Items from an interface collection:
———

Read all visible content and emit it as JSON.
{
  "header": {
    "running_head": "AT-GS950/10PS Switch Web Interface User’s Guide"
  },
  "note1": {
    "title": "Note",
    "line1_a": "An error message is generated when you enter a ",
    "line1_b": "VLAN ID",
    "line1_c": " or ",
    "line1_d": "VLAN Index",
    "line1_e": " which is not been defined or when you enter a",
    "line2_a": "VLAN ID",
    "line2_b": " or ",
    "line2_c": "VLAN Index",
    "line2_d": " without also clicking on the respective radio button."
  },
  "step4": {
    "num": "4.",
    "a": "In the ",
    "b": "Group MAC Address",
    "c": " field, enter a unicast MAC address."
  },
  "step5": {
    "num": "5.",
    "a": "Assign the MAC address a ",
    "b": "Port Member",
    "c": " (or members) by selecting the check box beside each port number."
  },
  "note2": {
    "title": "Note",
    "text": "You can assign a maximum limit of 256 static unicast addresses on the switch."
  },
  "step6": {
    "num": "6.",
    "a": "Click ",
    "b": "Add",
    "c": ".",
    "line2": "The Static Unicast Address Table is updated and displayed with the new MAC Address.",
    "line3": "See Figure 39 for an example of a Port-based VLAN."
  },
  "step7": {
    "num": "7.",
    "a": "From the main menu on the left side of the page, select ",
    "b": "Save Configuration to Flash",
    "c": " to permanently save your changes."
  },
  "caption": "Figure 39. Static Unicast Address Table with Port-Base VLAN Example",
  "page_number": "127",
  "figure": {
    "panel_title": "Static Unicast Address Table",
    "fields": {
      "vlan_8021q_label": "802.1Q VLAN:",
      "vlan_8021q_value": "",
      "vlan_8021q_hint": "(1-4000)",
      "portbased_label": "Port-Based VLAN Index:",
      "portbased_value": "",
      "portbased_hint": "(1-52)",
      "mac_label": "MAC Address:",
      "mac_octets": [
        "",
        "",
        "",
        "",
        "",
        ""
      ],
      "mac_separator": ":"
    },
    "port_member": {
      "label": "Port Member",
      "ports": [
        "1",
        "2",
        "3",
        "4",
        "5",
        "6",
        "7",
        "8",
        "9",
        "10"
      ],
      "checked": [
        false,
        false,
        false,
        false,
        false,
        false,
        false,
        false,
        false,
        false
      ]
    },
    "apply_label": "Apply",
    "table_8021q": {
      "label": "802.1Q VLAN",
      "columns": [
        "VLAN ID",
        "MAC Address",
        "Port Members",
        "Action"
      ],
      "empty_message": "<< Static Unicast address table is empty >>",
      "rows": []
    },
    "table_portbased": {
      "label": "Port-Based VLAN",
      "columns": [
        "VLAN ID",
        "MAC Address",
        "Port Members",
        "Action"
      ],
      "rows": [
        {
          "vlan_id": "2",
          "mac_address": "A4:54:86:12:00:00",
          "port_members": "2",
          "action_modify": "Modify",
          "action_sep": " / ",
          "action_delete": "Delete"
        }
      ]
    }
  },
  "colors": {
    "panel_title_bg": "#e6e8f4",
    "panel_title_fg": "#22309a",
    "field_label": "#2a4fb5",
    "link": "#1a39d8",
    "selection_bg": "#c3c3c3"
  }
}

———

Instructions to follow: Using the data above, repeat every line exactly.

Task output:
Read all visible content and emit it as JSON.
{
  "header": {
    "running_head": "AT-GS950/10PS Switch Web Interface User’s Guide"
  },
  "note1": {
    "title": "Note",
    "line1_a": "An error message is generated when you enter a ",
    "line1_b": "VLAN ID",
    "line1_c": " or ",
    "line1_d": "VLAN Index",
    "line1_e": " which is not been defined or when you enter a",
    "line2_a": "VLAN ID",
    "line2_b": " or ",
    "line2_c": "VLAN Index",
    "line2_d": " without also clicking on the respective radio button."
  },
  "step4": {
    "num": "4.",
    "a": "In the ",
    "b": "Group MAC Address",
    "c": " field, enter a unicast MAC address."
  },
  "step5": {
    "num": "5.",
    "a": "Assign the MAC address a ",
    "b": "Port Member",
    "c": " (or members) by selecting the check box beside each port number."
  },
  "note2": {
    "title": "Note",
    "text": "You can assign a maximum limit of 256 static unicast addresses on the switch."
  },
  "step6": {
    "num": "6.",
    "a": "Click ",
    "b": "Add",
    "c": ".",
    "line2": "The Static Unicast Address Table is updated and displayed with the new MAC Address.",
    "line3": "See Figure 39 for an example of a Port-based VLAN."
  },
  "step7": {
    "num": "7.",
    "a": "From the main menu on the left side of the page, select ",
    "b": "Save Configuration to Flash",
    "c": " to permanently save your changes."
  },
  "caption": "Figure 39. Static Unicast Address Table with Port-Base VLAN Example",
  "page_number": "127",
  "figure": {
    "panel_title": "Static Unicast Address Table",
    "fields": {
      "vlan_8021q_label": "802.1Q VLAN:",
      "vlan_8021q_value": "",
      "vlan_8021q_hint": "(1-4000)",
      "portbased_label": "Port-Based VLAN Index:",
      "portbased_value": "",
      "portbased_hint": "(1-52)",
      "mac_label": "MAC Address:",
      "mac_octets": [
        "",
        "",
        "",
        "",
        "",
        ""
      ],
      "mac_separator": ":"
    },
    "port_member": {
      "label": "Port Member",
      "ports": [
        "1",
        "2",
        "3",
        "4",
        "5",
        "6",
        "7",
        "8",
        "9",
        "10"
      ],
      "checked": [
        false,
        false,
        false,
        false,
        false,
        false,
        false,
        false,
        false,
        false
      ]
    },
    "apply_label": "Apply",
    "table_8021q": {
      "label": "802.1Q VLAN",
      "columns": [
        "VLAN ID",
        "MAC Address",
        "Port Members",
        "Action"
      ],
      "empty_message": "<< Static Unicast address table is empty >>",
      "rows": []
    },
    "table_portbased": {
      "label": "Port-Based VLAN",
      "columns": [
        "VLAN ID",
        "MAC Address",
        "Port Members",
        "Action"
      ],
      "rows": [
        {
          "vlan_id": "2",
          "mac_address": "A4:54:86:12:00:00",
          "port_members": "2",
          "action_modify": "Modify",
          "action_sep": " / ",
          "action_delete": "Delete"
        }
      ]
    }
  },
  "colors": {
    "panel_title_bg": "#e6e8f4",
    "panel_title_fg": "#22309a",
    "field_label": "#2a4fb5",
    "link": "#1a39d8",
    "selection_bg": "#c3c3c3"
  }
}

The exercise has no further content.